◆ **Supplied information**

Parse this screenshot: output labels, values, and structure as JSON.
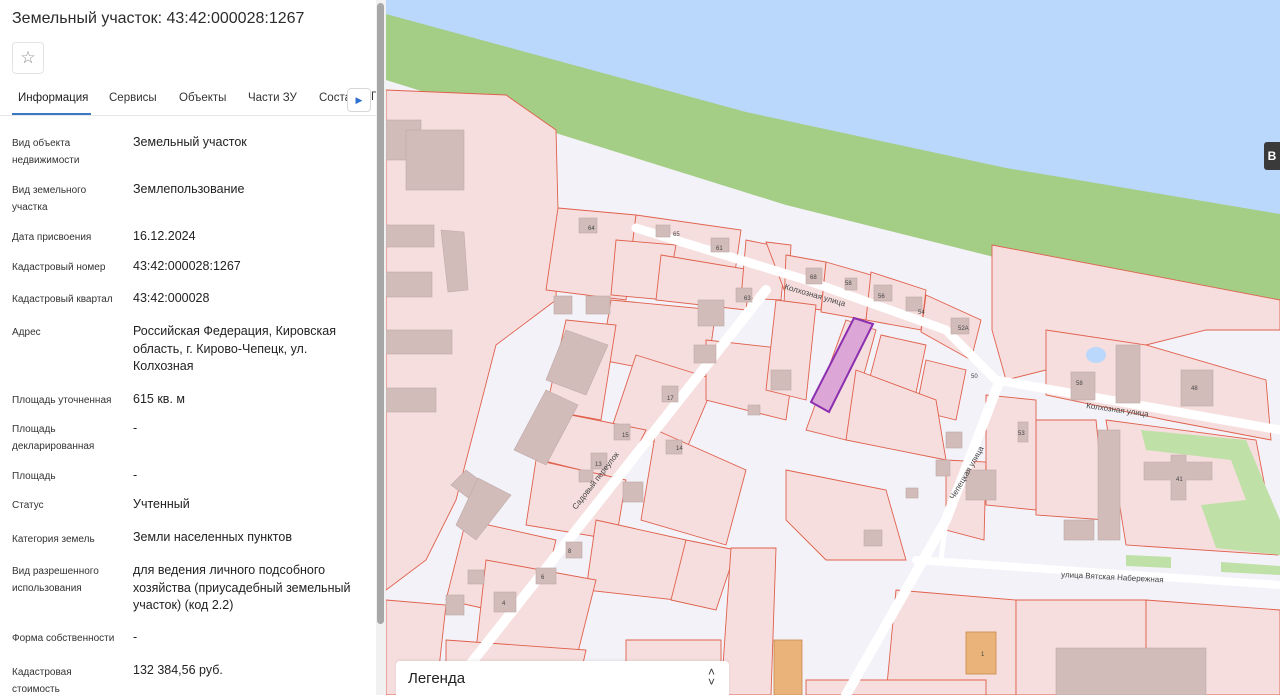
{
  "panel": {
    "title": "Земельный участок: 43:42:000028:1267",
    "favorite_icon": "star-outline-icon",
    "tabs": [
      {
        "label": "Информация",
        "active": true
      },
      {
        "label": "Сервисы",
        "active": false
      },
      {
        "label": "Объекты",
        "active": false
      },
      {
        "label": "Части ЗУ",
        "active": false
      },
      {
        "label": "Соста",
        "active": false
      }
    ],
    "tabs_overflow_glyph": "Г",
    "tabs_next_icon": "chevron-right-icon",
    "rows": [
      {
        "label": "Вид объекта недвижимости",
        "value": "Земельный участок"
      },
      {
        "label": "Вид земельного участка",
        "value": "Землепользование"
      },
      {
        "label": "Дата присвоения",
        "value": "16.12.2024"
      },
      {
        "label": "Кадастровый номер",
        "value": "43:42:000028:1267"
      },
      {
        "label": "Кадастровый квартал",
        "value": "43:42:000028"
      },
      {
        "label": "Адрес",
        "value": "Российская Федерация, Кировская область, г. Кирово-Чепецк, ул. Колхозная"
      },
      {
        "label": "Площадь уточненная",
        "value": "615 кв. м"
      },
      {
        "label": "Площадь декларированная",
        "value": "-"
      },
      {
        "label": "Площадь",
        "value": "-"
      },
      {
        "label": "Статус",
        "value": "Учтенный"
      },
      {
        "label": "Категория земель",
        "value": "Земли населенных пунктов"
      },
      {
        "label": "Вид разрешенного использования",
        "value": "для ведения личного подсобного хозяйства (приусадебный земельный участок) (код 2.2)"
      },
      {
        "label": "Форма собственности",
        "value": "-"
      },
      {
        "label": "Кадастровая стоимость",
        "value": "132 384,56 руб."
      }
    ]
  },
  "map": {
    "colors": {
      "water": "#b9d8fb",
      "riverbank": "#a4cd86",
      "background": "#f3f2f8",
      "parcel_fill": "#f6dede",
      "parcel_stroke": "#e0604c",
      "building": "#d2bcba",
      "selected_fill": "#dca7d6",
      "selected_stroke": "#8b2fb0",
      "road": "#ffffff",
      "green": "#bfe0a6",
      "orange_building": "#e9b37a"
    },
    "streets": [
      {
        "name": "Колхозная улица"
      },
      {
        "name": "Колхозная улица"
      },
      {
        "name": "Садовый переулок"
      },
      {
        "name": "Чепецкая улица"
      },
      {
        "name": "улица Вятская Набережная"
      }
    ],
    "house_numbers": [
      "64",
      "65",
      "61",
      "63",
      "68",
      "58",
      "56",
      "54",
      "52А",
      "50",
      "17",
      "15",
      "13",
      "14",
      "8",
      "6",
      "4",
      "58",
      "48",
      "53",
      "41",
      "1"
    ],
    "side_button_label": "В",
    "legend": {
      "label": "Легенда",
      "toggle_icon": "chevron-up-down-icon"
    }
  }
}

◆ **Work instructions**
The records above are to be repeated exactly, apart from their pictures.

◆ **Solution for this exercise**
Parse this screenshot: output labels, values, and structure as JSON.
{
  "panel": {
    "title": "Земельный участок: 43:42:000028:1267",
    "favorite_icon": "star-outline-icon",
    "tabs": [
      {
        "label": "Информация",
        "active": true
      },
      {
        "label": "Сервисы",
        "active": false
      },
      {
        "label": "Объекты",
        "active": false
      },
      {
        "label": "Части ЗУ",
        "active": false
      },
      {
        "label": "Соста",
        "active": false
      }
    ],
    "tabs_overflow_glyph": "Г",
    "tabs_next_icon": "chevron-right-icon",
    "rows": [
      {
        "label": "Вид объекта недвижимости",
        "value": "Земельный участок"
      },
      {
        "label": "Вид земельного участка",
        "value": "Землепользование"
      },
      {
        "label": "Дата присвоения",
        "value": "16.12.2024"
      },
      {
        "label": "Кадастровый номер",
        "value": "43:42:000028:1267"
      },
      {
        "label": "Кадастровый квартал",
        "value": "43:42:000028"
      },
      {
        "label": "Адрес",
        "value": "Российская Федерация, Кировская область, г. Кирово-Чепецк, ул. Колхозная"
      },
      {
        "label": "Площадь уточненная",
        "value": "615 кв. м"
      },
      {
        "label": "Площадь декларированная",
        "value": "-"
      },
      {
        "label": "Площадь",
        "value": "-"
      },
      {
        "label": "Статус",
        "value": "Учтенный"
      },
      {
        "label": "Категория земель",
        "value": "Земли населенных пунктов"
      },
      {
        "label": "Вид разрешенного использования",
        "value": "для ведения личного подсобного хозяйства (приусадебный земельный участок) (код 2.2)"
      },
      {
        "label": "Форма собственности",
        "value": "-"
      },
      {
        "label": "Кадастровая стоимость",
        "value": "132 384,56 руб."
      }
    ]
  },
  "map": {
    "colors": {
      "water": "#b9d8fb",
      "riverbank": "#a4cd86",
      "background": "#f3f2f8",
      "parcel_fill": "#f6dede",
      "parcel_stroke": "#e0604c",
      "building": "#d2bcba",
      "selected_fill": "#dca7d6",
      "selected_stroke": "#8b2fb0",
      "road": "#ffffff",
      "green": "#bfe0a6",
      "orange_building": "#e9b37a"
    },
    "streets": [
      {
        "name": "Колхозная улица"
      },
      {
        "name": "Колхозная улица"
      },
      {
        "name": "Садовый переулок"
      },
      {
        "name": "Чепецкая улица"
      },
      {
        "name": "улица Вятская Набережная"
      }
    ],
    "house_numbers": [
      "64",
      "65",
      "61",
      "63",
      "68",
      "58",
      "56",
      "54",
      "52А",
      "50",
      "17",
      "15",
      "13",
      "14",
      "8",
      "6",
      "4",
      "58",
      "48",
      "53",
      "41",
      "1"
    ],
    "side_button_label": "В",
    "legend": {
      "label": "Легенда",
      "toggle_icon": "chevron-up-down-icon"
    }
  }
}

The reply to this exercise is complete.